* **What you will do**:
Pull each line holding the word "name" from the data.

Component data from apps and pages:

=== Section Start ===

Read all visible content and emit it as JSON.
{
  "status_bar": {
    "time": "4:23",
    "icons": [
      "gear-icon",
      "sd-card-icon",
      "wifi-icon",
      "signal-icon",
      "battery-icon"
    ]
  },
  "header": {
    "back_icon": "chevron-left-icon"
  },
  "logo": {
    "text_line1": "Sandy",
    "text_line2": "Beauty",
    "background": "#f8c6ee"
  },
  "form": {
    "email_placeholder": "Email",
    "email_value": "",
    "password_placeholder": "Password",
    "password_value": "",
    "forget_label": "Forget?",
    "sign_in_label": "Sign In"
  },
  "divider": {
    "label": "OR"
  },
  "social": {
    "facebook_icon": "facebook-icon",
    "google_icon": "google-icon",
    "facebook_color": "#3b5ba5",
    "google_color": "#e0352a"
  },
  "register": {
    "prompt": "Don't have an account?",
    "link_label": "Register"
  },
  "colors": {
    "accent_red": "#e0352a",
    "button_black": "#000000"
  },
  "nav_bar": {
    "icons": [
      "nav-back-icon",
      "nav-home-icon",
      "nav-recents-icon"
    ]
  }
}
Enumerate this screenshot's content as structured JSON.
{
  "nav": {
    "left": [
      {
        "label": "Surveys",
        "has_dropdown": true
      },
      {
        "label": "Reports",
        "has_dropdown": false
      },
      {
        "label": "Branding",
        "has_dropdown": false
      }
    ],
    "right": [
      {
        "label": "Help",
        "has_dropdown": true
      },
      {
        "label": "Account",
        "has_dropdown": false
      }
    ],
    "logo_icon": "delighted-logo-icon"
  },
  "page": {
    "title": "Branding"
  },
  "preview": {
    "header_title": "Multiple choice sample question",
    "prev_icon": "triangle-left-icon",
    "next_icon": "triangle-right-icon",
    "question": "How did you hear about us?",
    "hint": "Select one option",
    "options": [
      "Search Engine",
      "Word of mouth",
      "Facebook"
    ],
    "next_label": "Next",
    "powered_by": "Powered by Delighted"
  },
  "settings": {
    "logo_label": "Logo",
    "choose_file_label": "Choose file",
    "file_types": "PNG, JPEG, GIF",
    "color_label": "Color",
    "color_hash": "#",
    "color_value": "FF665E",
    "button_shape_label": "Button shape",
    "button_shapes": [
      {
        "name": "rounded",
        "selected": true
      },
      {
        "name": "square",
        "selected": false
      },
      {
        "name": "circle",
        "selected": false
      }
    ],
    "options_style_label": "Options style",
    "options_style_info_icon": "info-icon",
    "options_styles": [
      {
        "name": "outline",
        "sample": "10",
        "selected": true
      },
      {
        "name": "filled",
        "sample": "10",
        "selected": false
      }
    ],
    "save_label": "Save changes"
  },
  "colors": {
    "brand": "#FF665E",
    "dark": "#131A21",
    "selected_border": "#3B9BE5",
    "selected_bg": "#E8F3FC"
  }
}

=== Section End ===

* **Answer box**:
        "name": "rounded",
        "name": "square",
        "name": "circle",
        "name": "outline",
        "name": "filled",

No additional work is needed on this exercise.